Exercise prompt » Give all of the records again. Match them exactly.
[Start of section]
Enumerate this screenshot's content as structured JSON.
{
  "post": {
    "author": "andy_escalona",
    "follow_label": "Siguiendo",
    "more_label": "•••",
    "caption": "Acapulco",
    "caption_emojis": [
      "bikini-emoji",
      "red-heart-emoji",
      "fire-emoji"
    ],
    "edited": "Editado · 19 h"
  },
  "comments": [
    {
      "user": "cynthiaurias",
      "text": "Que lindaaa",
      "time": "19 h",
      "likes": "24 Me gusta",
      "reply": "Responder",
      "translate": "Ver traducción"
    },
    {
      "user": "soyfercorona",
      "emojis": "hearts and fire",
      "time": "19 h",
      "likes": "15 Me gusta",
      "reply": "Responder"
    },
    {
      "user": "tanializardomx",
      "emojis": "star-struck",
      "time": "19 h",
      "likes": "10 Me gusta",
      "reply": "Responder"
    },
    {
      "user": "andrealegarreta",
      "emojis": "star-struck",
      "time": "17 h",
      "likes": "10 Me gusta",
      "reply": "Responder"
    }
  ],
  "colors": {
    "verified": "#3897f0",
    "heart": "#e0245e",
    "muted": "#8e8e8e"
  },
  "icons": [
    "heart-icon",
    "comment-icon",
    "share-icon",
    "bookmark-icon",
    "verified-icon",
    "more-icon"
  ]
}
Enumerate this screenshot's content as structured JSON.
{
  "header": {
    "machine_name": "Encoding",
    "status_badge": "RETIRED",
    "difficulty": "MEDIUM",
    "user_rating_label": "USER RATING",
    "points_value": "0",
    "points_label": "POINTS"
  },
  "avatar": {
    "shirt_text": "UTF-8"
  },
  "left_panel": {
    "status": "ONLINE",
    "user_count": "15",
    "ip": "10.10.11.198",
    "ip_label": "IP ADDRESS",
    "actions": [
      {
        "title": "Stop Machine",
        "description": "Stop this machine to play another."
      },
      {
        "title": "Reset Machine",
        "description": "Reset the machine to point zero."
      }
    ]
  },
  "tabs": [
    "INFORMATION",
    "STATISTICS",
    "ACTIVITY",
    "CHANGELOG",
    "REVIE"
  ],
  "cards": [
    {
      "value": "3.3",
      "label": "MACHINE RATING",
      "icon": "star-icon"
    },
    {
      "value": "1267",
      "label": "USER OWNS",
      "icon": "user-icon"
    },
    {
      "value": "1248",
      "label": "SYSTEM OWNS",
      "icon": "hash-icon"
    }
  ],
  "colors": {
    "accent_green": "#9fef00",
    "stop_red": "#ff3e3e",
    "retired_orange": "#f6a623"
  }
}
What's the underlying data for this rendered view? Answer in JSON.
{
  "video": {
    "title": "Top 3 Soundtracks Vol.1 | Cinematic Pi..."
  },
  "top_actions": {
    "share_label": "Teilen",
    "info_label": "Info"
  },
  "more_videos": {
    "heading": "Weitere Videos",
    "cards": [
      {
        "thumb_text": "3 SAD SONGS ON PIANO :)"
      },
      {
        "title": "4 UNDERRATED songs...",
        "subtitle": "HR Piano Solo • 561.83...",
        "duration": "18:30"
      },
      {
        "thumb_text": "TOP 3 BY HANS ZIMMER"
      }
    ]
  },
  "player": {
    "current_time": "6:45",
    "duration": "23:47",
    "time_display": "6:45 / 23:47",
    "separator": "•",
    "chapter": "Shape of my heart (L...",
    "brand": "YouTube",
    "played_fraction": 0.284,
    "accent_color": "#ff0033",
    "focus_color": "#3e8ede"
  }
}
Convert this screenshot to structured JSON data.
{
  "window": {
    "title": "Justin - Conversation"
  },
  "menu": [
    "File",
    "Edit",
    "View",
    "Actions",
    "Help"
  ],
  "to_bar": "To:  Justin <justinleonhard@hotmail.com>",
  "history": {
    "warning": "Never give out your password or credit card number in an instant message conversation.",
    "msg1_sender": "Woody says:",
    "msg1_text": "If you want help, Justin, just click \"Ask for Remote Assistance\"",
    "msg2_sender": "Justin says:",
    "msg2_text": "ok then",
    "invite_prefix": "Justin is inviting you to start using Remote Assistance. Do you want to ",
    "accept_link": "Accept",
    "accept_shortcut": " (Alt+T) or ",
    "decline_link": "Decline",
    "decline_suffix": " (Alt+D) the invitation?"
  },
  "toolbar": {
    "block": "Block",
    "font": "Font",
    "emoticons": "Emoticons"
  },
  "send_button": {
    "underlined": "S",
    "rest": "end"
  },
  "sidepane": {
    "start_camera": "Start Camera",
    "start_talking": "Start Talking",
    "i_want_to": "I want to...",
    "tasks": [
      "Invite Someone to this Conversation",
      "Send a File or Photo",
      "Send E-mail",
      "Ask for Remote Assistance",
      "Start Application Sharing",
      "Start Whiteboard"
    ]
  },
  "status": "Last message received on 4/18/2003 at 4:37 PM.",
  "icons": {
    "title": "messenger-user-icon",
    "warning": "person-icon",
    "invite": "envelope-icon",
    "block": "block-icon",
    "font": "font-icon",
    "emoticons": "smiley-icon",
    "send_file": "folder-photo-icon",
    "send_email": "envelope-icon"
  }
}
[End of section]
Expected answer »
Enumerate this screenshot's content as structured JSON.
{
  "post": {
    "author": "andy_escalona",
    "follow_label": "Siguiendo",
    "more_label": "•••",
    "caption": "Acapulco",
    "caption_emojis": [
      "bikini-emoji",
      "red-heart-emoji",
      "fire-emoji"
    ],
    "edited": "Editado · 19 h"
  },
  "comments": [
    {
      "user": "cynthiaurias",
      "text": "Que lindaaa",
      "time": "19 h",
      "likes": "24 Me gusta",
      "reply": "Responder",
      "translate": "Ver traducción"
    },
    {
      "user": "soyfercorona",
      "emojis": "hearts and fire",
      "time": "19 h",
      "likes": "15 Me gusta",
      "reply": "Responder"
    },
    {
      "user": "tanializardomx",
      "emojis": "star-struck",
      "time": "19 h",
      "likes": "10 Me gusta",
      "reply": "Responder"
    },
    {
      "user": "andrealegarreta",
      "emojis": "star-struck",
      "time": "17 h",
      "likes": "10 Me gusta",
      "reply": "Responder"
    }
  ],
  "colors": {
    "verified": "#3897f0",
    "heart": "#e0245e",
    "muted": "#8e8e8e"
  },
  "icons": [
    "heart-icon",
    "comment-icon",
    "share-icon",
    "bookmark-icon",
    "verified-icon",
    "more-icon"
  ]
}
Enumerate this screenshot's content as structured JSON.
{
  "header": {
    "machine_name": "Encoding",
    "status_badge": "RETIRED",
    "difficulty": "MEDIUM",
    "user_rating_label": "USER RATING",
    "points_value": "0",
    "points_label": "POINTS"
  },
  "avatar": {
    "shirt_text": "UTF-8"
  },
  "left_panel": {
    "status": "ONLINE",
    "user_count": "15",
    "ip": "10.10.11.198",
    "ip_label": "IP ADDRESS",
    "actions": [
      {
        "title": "Stop Machine",
        "description": "Stop this machine to play another."
      },
      {
        "title": "Reset Machine",
        "description": "Reset the machine to point zero."
      }
    ]
  },
  "tabs": [
    "INFORMATION",
    "STATISTICS",
    "ACTIVITY",
    "CHANGELOG",
    "REVIE"
  ],
  "cards": [
    {
      "value": "3.3",
      "label": "MACHINE RATING",
      "icon": "star-icon"
    },
    {
      "value": "1267",
      "label": "USER OWNS",
      "icon": "user-icon"
    },
    {
      "value": "1248",
      "label": "SYSTEM OWNS",
      "icon": "hash-icon"
    }
  ],
  "colors": {
    "accent_green": "#9fef00",
    "stop_red": "#ff3e3e",
    "retired_orange": "#f6a623"
  }
}
What's the underlying data for this rendered view? Answer in JSON.
{
  "video": {
    "title": "Top 3 Soundtracks Vol.1 | Cinematic Pi..."
  },
  "top_actions": {
    "share_label": "Teilen",
    "info_label": "Info"
  },
  "more_videos": {
    "heading": "Weitere Videos",
    "cards": [
      {
        "thumb_text": "3 SAD SONGS ON PIANO :)"
      },
      {
        "title": "4 UNDERRATED songs...",
        "subtitle": "HR Piano Solo • 561.83...",
        "duration": "18:30"
      },
      {
        "thumb_text": "TOP 3 BY HANS ZIMMER"
      }
    ]
  },
  "player": {
    "current_time": "6:45",
    "duration": "23:47",
    "time_display": "6:45 / 23:47",
    "separator": "•",
    "chapter": "Shape of my heart (L...",
    "brand": "YouTube",
    "played_fraction": 0.284,
    "accent_color": "#ff0033",
    "focus_color": "#3e8ede"
  }
}
Convert this screenshot to structured JSON data.
{
  "window": {
    "title": "Justin - Conversation"
  },
  "menu": [
    "File",
    "Edit",
    "View",
    "Actions",
    "Help"
  ],
  "to_bar": "To:  Justin <justinleonhard@hotmail.com>",
  "history": {
    "warning": "Never give out your password or credit card number in an instant message conversation.",
    "msg1_sender": "Woody says:",
    "msg1_text": "If you want help, Justin, just click \"Ask for Remote Assistance\"",
    "msg2_sender": "Justin says:",
    "msg2_text": "ok then",
    "invite_prefix": "Justin is inviting you to start using Remote Assistance. Do you want to ",
    "accept_link": "Accept",
    "accept_shortcut": " (Alt+T) or ",
    "decline_link": "Decline",
    "decline_suffix": " (Alt+D) the invitation?"
  },
  "toolbar": {
    "block": "Block",
    "font": "Font",
    "emoticons": "Emoticons"
  },
  "send_button": {
    "underlined": "S",
    "rest": "end"
  },
  "sidepane": {
    "start_camera": "Start Camera",
    "start_talking": "Start Talking",
    "i_want_to": "I want to...",
    "tasks": [
      "Invite Someone to this Conversation",
      "Send a File or Photo",
      "Send E-mail",
      "Ask for Remote Assistance",
      "Start Application Sharing",
      "Start Whiteboard"
    ]
  },
  "status": "Last message received on 4/18/2003 at 4:37 PM.",
  "icons": {
    "title": "messenger-user-icon",
    "warning": "person-icon",
    "invite": "envelope-icon",
    "block": "block-icon",
    "font": "font-icon",
    "emoticons": "smiley-icon",
    "send_file": "folder-photo-icon",
    "send_email": "envelope-icon"
  }
}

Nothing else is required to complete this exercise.